> PROBLEM REQUIREMENTS
Write out the records below once more, exactly as they stand.

Stored items from a collection

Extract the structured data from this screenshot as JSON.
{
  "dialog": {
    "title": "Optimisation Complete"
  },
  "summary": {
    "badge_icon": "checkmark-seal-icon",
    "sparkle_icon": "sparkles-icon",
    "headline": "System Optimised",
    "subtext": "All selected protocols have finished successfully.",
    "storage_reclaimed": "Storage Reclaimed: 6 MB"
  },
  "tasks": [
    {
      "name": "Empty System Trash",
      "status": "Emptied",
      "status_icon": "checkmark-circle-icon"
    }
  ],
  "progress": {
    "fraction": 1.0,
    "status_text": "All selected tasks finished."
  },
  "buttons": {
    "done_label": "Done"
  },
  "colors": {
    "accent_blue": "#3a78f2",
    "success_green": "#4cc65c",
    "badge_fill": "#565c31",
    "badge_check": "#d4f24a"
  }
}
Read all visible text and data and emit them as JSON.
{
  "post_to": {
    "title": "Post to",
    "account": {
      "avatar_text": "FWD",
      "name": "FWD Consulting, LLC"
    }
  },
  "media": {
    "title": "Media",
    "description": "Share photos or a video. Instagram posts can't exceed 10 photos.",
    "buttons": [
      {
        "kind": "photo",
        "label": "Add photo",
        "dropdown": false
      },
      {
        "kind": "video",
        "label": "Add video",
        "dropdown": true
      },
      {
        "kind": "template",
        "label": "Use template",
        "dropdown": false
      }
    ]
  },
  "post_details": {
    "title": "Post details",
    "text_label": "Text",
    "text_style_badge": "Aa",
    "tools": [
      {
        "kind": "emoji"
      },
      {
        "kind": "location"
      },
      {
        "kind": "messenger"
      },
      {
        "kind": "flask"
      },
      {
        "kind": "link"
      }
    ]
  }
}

> WRITTEN ANSWER
Extract the structured data from this screenshot as JSON.
{
  "dialog": {
    "title": "Optimisation Complete"
  },
  "summary": {
    "badge_icon": "checkmark-seal-icon",
    "sparkle_icon": "sparkles-icon",
    "headline": "System Optimised",
    "subtext": "All selected protocols have finished successfully.",
    "storage_reclaimed": "Storage Reclaimed: 6 MB"
  },
  "tasks": [
    {
      "name": "Empty System Trash",
      "status": "Emptied",
      "status_icon": "checkmark-circle-icon"
    }
  ],
  "progress": {
    "fraction": 1.0,
    "status_text": "All selected tasks finished."
  },
  "buttons": {
    "done_label": "Done"
  },
  "colors": {
    "accent_blue": "#3a78f2",
    "success_green": "#4cc65c",
    "badge_fill": "#565c31",
    "badge_check": "#d4f24a"
  }
}
Read all visible text and data and emit them as JSON.
{
  "post_to": {
    "title": "Post to",
    "account": {
      "avatar_text": "FWD",
      "name": "FWD Consulting, LLC"
    }
  },
  "media": {
    "title": "Media",
    "description": "Share photos or a video. Instagram posts can't exceed 10 photos.",
    "buttons": [
      {
        "kind": "photo",
        "label": "Add photo",
        "dropdown": false
      },
      {
        "kind": "video",
        "label": "Add video",
        "dropdown": true
      },
      {
        "kind": "template",
        "label": "Use template",
        "dropdown": false
      }
    ]
  },
  "post_details": {
    "title": "Post details",
    "text_label": "Text",
    "text_style_badge": "Aa",
    "tools": [
      {
        "kind": "emoji"
      },
      {
        "kind": "location"
      },
      {
        "kind": "messenger"
      },
      {
        "kind": "flask"
      },
      {
        "kind": "link"
      }
    ]
  }
}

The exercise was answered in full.